[Entries from a dataset of interfaces]
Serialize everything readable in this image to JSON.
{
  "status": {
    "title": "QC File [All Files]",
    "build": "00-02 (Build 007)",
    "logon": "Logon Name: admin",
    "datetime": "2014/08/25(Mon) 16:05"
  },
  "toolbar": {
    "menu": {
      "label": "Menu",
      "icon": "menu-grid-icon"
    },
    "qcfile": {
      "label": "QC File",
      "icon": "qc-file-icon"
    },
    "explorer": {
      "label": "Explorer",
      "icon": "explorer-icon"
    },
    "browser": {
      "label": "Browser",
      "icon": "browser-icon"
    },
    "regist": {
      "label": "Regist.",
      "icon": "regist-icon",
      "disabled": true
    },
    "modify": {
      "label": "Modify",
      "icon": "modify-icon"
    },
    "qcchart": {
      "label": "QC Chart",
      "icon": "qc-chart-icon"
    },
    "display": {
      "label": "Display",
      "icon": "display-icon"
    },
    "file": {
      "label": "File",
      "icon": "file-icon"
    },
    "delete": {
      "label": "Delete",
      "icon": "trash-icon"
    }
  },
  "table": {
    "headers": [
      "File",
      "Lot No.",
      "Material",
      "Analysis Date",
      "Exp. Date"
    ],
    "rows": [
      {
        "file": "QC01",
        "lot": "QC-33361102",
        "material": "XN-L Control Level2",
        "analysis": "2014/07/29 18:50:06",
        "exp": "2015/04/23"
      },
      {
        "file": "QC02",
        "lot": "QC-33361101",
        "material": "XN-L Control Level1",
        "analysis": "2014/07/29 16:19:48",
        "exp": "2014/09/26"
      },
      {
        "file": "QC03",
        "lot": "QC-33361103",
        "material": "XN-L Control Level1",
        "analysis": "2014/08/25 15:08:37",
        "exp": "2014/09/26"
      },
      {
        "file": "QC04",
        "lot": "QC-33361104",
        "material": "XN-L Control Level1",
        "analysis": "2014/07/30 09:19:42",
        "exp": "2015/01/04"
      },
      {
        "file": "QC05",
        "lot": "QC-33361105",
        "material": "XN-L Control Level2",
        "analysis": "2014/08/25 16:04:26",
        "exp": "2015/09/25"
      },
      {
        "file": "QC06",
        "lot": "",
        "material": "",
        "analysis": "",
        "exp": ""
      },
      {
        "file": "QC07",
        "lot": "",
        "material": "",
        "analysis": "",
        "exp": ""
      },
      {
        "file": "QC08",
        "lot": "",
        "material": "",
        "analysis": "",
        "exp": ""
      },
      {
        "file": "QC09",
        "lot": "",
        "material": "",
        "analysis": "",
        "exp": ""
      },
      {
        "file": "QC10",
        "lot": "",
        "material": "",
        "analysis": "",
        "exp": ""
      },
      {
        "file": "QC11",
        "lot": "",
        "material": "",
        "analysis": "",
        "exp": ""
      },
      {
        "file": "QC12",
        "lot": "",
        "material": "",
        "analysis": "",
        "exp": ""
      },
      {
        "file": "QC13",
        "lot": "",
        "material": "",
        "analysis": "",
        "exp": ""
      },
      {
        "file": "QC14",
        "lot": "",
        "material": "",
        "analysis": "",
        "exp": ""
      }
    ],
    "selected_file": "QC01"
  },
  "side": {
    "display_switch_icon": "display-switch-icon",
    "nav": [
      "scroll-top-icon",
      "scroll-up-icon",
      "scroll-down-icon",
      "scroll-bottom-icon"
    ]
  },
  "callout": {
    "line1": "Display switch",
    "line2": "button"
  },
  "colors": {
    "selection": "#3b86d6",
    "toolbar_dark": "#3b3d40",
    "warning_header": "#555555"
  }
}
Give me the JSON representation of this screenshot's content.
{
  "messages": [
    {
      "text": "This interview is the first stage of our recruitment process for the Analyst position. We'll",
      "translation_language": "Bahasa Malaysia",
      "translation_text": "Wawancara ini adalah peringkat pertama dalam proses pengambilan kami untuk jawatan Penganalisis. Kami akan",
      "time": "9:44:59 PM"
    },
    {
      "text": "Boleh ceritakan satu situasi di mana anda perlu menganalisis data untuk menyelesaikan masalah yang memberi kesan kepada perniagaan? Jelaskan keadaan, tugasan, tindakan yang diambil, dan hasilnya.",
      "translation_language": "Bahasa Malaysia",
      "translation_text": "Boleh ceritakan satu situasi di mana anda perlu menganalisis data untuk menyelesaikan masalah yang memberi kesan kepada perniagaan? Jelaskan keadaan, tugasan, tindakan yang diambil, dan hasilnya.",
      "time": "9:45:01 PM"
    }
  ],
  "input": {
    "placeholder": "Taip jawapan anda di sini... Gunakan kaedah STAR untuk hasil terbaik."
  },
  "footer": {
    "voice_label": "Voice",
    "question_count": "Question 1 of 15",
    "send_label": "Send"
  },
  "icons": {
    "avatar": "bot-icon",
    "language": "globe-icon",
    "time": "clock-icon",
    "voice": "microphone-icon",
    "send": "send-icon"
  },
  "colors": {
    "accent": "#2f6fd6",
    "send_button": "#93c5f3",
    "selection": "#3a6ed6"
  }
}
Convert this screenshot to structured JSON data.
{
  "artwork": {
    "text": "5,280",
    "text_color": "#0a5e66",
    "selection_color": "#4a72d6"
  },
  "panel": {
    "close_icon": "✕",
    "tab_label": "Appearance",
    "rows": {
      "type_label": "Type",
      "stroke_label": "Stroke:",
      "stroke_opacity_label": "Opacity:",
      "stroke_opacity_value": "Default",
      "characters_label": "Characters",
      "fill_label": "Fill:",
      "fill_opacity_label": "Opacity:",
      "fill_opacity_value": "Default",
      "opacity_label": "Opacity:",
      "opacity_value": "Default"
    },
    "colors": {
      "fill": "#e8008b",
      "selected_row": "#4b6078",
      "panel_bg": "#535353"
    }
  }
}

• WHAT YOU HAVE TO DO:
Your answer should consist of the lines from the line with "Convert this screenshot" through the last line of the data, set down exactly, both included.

• RESPONSE TO THIS TASK:
Convert this screenshot to structured JSON data.
{
  "artwork": {
    "text": "5,280",
    "text_color": "#0a5e66",
    "selection_color": "#4a72d6"
  },
  "panel": {
    "close_icon": "✕",
    "tab_label": "Appearance",
    "rows": {
      "type_label": "Type",
      "stroke_label": "Stroke:",
      "stroke_opacity_label": "Opacity:",
      "stroke_opacity_value": "Default",
      "characters_label": "Characters",
      "fill_label": "Fill:",
      "fill_opacity_label": "Opacity:",
      "fill_opacity_value": "Default",
      "opacity_label": "Opacity:",
      "opacity_value": "Default"
    },
    "colors": {
      "fill": "#e8008b",
      "selected_row": "#4b6078",
      "panel_bg": "#535353"
    }
  }
}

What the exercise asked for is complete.